Directed by: Adam Shankman
Premise: A sequel to 2007’s Enchanted. Picking up the story fifteen years later, Giselle (Amy Adams) has made a family with Robert (Patrick Dempsey) and faces the challenges of raising a teenage daughter (Gabriella Baldacchino). Giselle casts a spell that merges her world with a fairytale and yields unexpected results.
What Works: The original Enchanted did not suggest a sequel but the filmmakers have found a worthwhile angle. Giselle has settled into a family life in the real world and now she is frustrated that life doesn’t match her expectations. This isn’t the same movie over again and Disenchanted finds a new way forward. Disenchanted improves significantly in its second half. The filmmaking gets noticeably better and the musical set piece “Badder” is the highlight of the film. Amy Adams returns in the role of Giselle and she continues to impress. As a side effect of her spell, Giselle gradually turns into a wicked stepmother and Adams alternates between sweetness and wickedness.

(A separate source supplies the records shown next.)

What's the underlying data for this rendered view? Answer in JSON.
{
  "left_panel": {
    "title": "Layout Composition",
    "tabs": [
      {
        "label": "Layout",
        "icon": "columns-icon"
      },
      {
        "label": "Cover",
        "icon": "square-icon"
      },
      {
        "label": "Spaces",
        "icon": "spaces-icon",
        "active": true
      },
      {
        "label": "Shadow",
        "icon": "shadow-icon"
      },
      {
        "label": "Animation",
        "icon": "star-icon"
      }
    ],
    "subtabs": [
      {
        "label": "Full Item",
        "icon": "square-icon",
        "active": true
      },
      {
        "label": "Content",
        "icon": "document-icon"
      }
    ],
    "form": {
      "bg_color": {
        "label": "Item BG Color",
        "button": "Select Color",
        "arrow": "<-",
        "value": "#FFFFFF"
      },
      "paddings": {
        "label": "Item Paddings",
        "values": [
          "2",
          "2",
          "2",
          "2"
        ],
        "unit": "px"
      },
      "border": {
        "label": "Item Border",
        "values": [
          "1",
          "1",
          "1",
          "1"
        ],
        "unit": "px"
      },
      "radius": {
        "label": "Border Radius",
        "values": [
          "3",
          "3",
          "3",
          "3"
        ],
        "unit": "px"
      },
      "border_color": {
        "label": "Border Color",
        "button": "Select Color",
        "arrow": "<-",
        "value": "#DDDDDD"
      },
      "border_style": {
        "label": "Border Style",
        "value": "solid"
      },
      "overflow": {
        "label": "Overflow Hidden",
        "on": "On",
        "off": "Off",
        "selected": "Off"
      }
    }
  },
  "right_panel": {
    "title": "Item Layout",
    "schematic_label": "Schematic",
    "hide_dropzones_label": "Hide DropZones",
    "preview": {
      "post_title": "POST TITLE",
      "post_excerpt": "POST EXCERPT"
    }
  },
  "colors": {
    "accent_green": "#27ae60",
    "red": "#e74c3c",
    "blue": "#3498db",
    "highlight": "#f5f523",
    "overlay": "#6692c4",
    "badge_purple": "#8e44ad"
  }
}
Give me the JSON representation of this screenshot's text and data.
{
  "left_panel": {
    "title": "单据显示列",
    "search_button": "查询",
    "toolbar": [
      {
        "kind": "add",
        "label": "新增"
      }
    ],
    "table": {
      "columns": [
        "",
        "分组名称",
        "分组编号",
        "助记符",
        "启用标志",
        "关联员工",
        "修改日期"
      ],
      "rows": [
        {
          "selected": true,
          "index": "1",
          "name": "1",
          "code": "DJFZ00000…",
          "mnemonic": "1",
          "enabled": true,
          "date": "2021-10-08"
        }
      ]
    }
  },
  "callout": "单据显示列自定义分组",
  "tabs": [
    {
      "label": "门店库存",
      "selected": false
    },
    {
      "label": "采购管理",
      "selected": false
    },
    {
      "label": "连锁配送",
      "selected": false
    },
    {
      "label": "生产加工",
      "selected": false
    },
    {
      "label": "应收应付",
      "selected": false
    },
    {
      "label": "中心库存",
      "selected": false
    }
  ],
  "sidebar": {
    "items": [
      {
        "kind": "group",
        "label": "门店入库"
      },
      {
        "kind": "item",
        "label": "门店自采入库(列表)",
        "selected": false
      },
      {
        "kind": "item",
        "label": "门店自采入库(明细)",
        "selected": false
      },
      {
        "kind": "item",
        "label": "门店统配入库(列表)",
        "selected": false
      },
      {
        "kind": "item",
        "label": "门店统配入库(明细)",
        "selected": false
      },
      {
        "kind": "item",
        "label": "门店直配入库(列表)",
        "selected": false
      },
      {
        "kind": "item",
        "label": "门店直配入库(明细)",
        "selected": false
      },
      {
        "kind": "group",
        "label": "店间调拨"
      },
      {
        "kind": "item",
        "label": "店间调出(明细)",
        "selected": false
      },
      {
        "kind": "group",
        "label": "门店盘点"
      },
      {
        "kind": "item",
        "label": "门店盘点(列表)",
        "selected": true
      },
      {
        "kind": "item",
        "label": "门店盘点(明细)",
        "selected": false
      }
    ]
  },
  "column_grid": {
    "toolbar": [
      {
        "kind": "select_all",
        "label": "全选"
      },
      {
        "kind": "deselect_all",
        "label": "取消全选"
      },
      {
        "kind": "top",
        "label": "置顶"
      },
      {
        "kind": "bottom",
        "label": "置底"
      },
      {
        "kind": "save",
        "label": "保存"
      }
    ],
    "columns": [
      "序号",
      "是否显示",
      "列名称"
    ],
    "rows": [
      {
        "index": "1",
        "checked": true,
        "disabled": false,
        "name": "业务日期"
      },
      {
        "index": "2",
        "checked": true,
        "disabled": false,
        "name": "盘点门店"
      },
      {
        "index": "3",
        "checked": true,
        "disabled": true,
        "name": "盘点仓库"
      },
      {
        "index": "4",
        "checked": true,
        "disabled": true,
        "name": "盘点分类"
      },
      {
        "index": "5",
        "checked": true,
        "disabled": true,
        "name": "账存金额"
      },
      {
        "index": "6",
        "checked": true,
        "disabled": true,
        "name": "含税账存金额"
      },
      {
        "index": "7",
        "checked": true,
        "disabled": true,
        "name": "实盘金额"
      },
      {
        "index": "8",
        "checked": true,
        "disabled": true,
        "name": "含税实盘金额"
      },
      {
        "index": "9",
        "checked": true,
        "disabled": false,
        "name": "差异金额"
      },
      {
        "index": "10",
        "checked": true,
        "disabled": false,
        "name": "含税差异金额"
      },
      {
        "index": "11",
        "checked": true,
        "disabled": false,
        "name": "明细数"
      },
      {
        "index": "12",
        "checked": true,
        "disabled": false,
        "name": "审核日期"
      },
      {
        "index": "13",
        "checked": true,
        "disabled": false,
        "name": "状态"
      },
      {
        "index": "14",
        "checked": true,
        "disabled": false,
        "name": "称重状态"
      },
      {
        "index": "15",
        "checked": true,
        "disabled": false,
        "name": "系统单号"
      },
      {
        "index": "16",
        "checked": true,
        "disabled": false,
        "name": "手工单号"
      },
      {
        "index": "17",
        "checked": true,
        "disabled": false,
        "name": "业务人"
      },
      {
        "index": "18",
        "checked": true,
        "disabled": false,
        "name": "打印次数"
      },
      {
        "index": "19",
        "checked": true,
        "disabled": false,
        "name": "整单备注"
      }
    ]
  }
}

What Doesn’t: Disenchanted is built on a worthwhile idea, nodding at mid-life crises and the way life sometimes fails to live up to our expectations, but the story doesn’t do anything creative or interesting with the premise. Shrek Forever After (the only good sequel in that series) dramatized the same idea and did it better. There is remarkably little substance to this movie which is evident in all the supporting characters who have nothing to do. Robert is sent off on a series of random side quests but he doesn’t grow as a character and neither does his daughter. Disenchanted brings back James Marsden and Idina Menzel as Edward and Nancy in little more than glorified cameos. They have no impact on the story and could be cut from the movie without changing anything. The shallow character work may be partly attributed to a story world that doesn’t make internal sense. Giselle’s wish transforms everyone into cartoonish versions of themselves with no memory of their real life. As a result, the first act of the story is disconnected from everything after it; the characters introduced at the beginning of the movie are not the same people struggling throughout the middle of it. As a production, Disenchanted is mediocre. The sets look like Disney World attractions, most songs are uninspired (“Love Power” rips off “Let it Go” from Frozen), and the musical set pieces are limply choreographed. The sequel also lacks the charm of the original. Enchanted sent up Disney princess clichés in a way that was playful but earnest. The follow up has none of that inspiration. It’s just going through the motions.
Disc extras: Available on Disney+.
Bottom Line: Disenchanted is a disappointing sequel. The filmmakers have come up with an interesting concept but it is riddled with logical inconsistencies, bad storytelling, and occasionally shoddy filmmaking.